→ Activity: Report every line below that holds the word "exclusions".

→ Data for the task:

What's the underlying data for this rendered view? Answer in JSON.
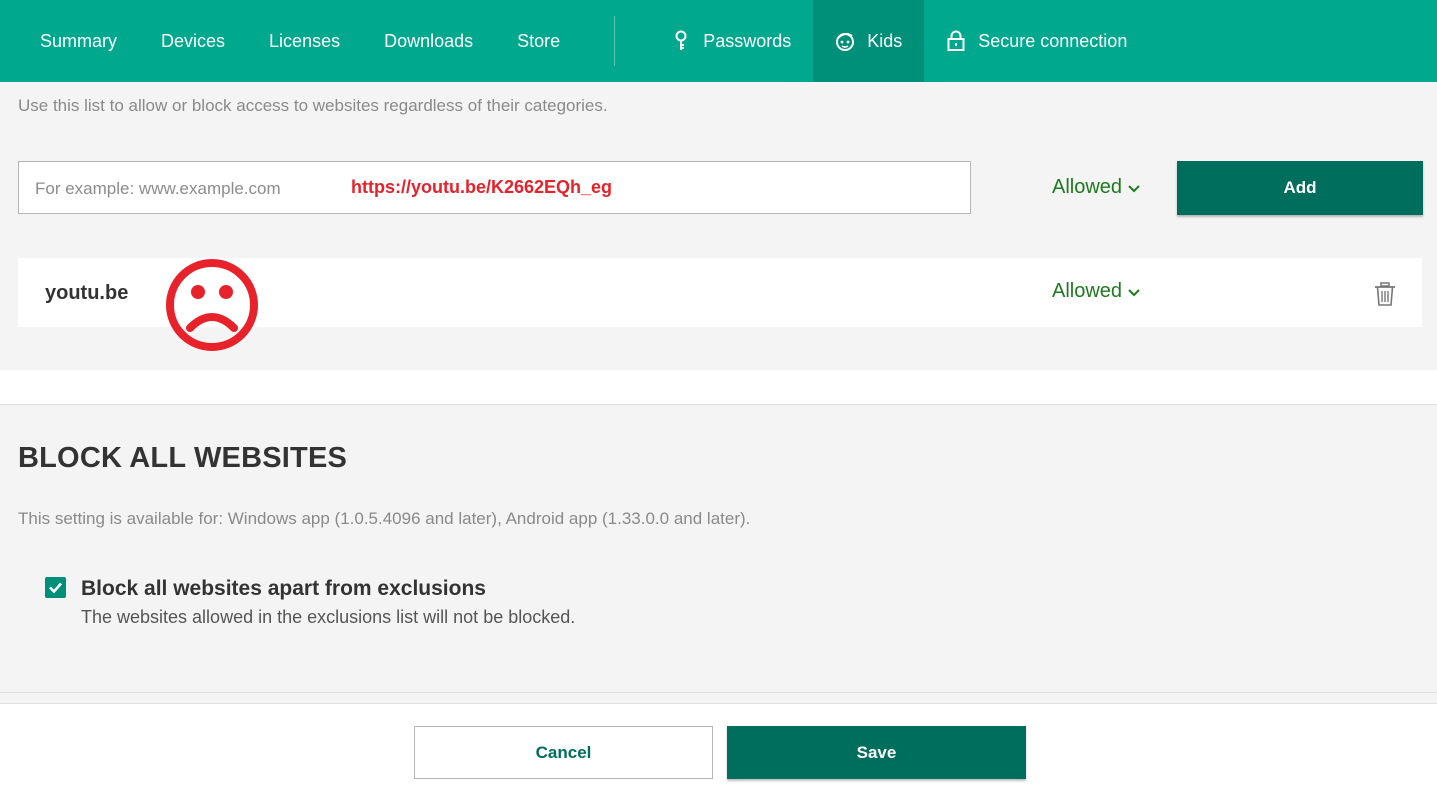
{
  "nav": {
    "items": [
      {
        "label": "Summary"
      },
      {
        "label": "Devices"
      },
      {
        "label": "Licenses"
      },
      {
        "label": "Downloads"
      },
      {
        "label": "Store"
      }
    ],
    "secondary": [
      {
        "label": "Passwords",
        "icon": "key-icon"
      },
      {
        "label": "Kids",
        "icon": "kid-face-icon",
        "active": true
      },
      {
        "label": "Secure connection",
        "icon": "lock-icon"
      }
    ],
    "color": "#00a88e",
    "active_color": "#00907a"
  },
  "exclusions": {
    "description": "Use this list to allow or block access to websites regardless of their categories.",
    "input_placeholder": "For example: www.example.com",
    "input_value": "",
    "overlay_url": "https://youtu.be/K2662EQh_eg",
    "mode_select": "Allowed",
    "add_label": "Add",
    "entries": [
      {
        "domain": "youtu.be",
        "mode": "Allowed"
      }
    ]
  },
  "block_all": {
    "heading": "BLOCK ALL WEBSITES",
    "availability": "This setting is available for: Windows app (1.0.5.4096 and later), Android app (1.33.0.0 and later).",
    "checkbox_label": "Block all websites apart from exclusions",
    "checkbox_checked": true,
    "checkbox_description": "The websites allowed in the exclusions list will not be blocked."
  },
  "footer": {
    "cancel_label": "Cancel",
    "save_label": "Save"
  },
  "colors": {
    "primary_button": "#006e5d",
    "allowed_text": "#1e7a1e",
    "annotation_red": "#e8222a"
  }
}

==

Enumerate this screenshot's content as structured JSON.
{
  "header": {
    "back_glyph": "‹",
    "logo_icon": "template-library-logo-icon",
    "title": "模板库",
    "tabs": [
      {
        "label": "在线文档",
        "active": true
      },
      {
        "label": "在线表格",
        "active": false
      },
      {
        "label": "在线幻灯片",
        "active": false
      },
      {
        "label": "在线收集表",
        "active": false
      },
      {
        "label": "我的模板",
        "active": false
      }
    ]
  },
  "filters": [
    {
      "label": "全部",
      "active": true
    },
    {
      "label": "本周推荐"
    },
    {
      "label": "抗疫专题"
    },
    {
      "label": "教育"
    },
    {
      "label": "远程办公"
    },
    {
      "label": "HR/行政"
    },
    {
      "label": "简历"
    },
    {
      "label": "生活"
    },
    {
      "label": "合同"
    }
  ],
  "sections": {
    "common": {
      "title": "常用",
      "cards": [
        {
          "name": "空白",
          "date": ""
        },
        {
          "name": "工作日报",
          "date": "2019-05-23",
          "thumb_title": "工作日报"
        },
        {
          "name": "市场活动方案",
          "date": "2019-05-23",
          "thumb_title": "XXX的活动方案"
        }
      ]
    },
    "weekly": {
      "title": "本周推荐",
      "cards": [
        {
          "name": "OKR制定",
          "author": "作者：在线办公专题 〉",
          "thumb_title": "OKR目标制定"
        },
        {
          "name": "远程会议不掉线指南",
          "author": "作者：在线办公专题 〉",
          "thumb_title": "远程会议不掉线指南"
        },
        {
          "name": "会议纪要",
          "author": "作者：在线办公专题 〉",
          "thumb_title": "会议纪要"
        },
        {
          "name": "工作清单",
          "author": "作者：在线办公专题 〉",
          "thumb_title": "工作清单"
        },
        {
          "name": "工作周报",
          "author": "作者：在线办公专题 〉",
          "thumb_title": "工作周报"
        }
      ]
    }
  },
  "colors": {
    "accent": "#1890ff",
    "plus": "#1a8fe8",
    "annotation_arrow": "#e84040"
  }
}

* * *

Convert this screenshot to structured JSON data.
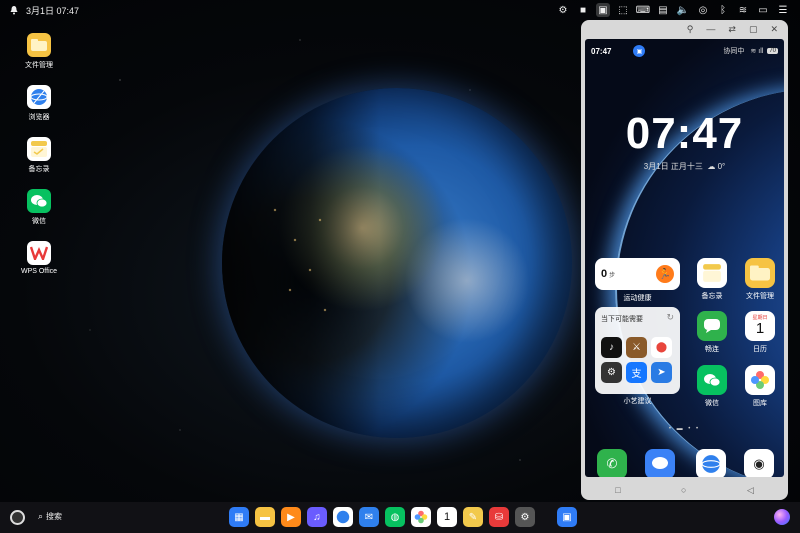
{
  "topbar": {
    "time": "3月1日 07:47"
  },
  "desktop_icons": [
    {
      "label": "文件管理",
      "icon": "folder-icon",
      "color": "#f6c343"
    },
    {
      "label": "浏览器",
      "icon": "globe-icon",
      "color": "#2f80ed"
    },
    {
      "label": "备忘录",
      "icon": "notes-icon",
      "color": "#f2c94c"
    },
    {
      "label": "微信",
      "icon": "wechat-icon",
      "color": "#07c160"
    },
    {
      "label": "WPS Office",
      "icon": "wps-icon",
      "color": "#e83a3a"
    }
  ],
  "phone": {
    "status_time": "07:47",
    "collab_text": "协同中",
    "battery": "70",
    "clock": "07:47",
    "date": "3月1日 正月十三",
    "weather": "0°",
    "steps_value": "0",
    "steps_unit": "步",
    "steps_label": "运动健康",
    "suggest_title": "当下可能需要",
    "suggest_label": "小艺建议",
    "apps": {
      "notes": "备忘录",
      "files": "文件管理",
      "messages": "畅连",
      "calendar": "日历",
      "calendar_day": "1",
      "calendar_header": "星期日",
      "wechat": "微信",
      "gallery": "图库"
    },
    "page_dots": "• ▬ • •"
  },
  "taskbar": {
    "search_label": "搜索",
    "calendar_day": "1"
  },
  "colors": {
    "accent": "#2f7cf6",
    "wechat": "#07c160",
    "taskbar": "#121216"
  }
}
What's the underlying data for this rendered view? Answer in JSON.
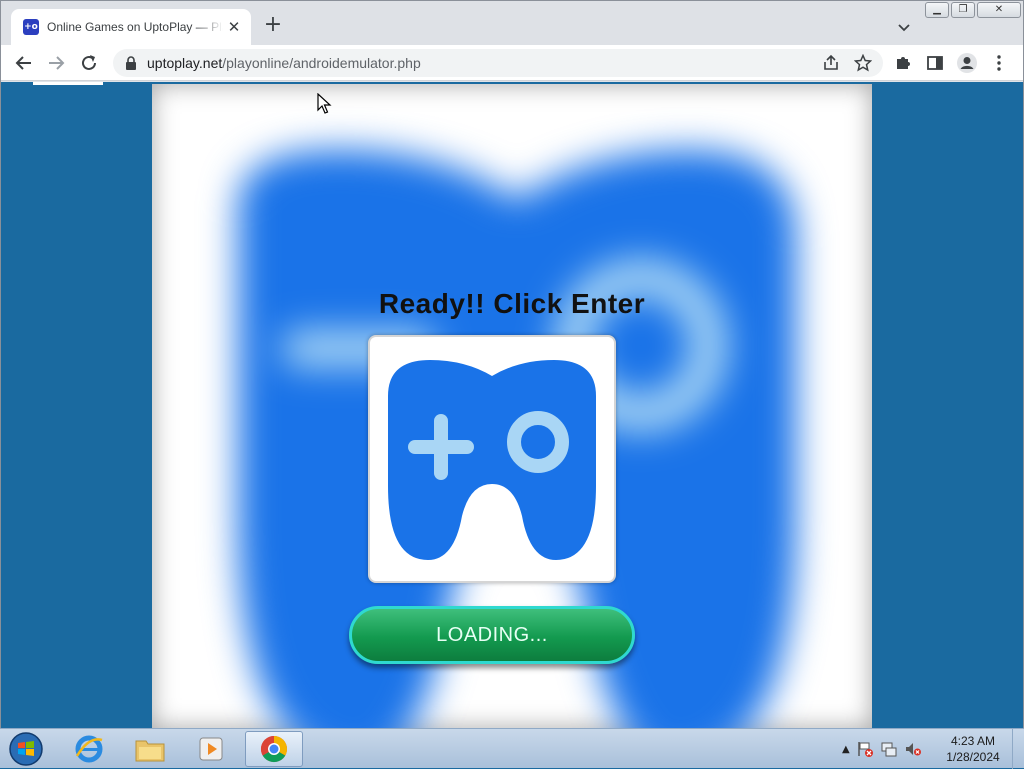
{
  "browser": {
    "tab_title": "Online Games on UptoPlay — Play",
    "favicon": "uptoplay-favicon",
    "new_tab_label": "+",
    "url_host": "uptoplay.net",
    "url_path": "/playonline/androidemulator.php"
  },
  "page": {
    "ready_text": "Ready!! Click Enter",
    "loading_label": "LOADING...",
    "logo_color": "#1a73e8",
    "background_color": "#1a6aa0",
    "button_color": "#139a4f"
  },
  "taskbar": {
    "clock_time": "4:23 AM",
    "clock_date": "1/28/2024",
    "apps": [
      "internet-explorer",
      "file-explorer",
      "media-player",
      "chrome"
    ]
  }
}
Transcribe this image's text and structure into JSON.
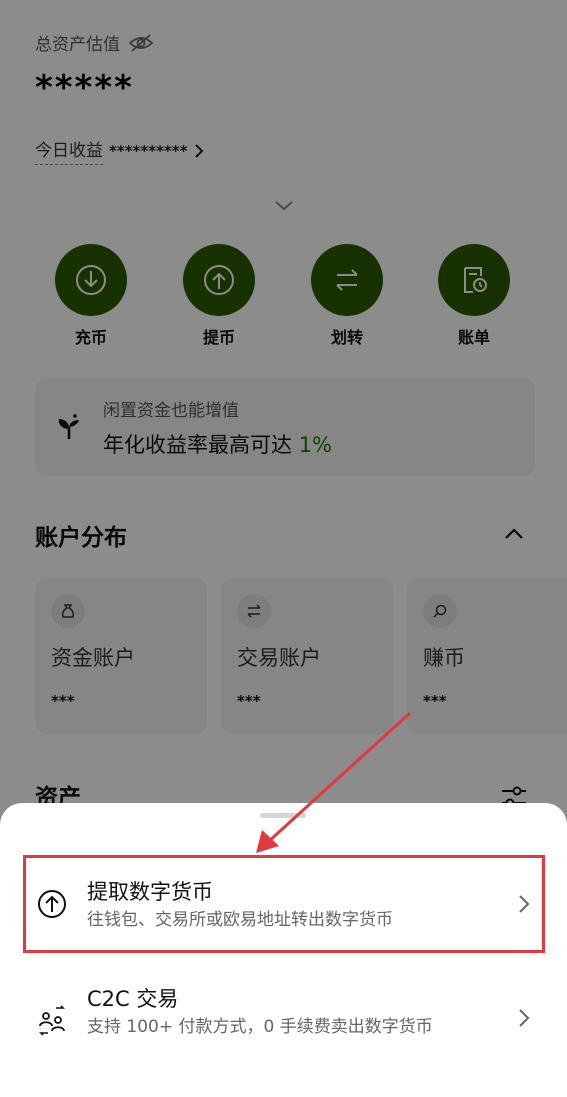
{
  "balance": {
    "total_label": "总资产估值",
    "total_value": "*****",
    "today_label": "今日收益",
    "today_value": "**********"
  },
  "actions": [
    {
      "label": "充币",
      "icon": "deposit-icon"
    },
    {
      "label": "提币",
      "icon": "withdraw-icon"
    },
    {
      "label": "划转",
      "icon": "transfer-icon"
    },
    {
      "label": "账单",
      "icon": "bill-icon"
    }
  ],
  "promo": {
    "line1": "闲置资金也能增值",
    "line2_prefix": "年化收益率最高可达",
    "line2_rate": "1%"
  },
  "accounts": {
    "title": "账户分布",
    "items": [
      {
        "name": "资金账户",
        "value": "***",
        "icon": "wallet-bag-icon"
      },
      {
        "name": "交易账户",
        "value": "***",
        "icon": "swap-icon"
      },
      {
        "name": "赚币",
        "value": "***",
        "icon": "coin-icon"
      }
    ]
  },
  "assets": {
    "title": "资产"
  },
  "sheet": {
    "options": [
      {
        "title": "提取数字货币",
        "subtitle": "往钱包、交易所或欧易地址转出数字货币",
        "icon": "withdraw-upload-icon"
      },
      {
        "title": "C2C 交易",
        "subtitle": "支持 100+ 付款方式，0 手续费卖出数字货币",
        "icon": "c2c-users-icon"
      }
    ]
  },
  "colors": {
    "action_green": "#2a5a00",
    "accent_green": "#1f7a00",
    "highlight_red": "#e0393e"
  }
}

→ Solution to the problem:
  "exclusions": {
    "checkbox_label": "Block all websites apart from exclusions",
    "checkbox_description": "The websites allowed in the exclusions list will not be blocked."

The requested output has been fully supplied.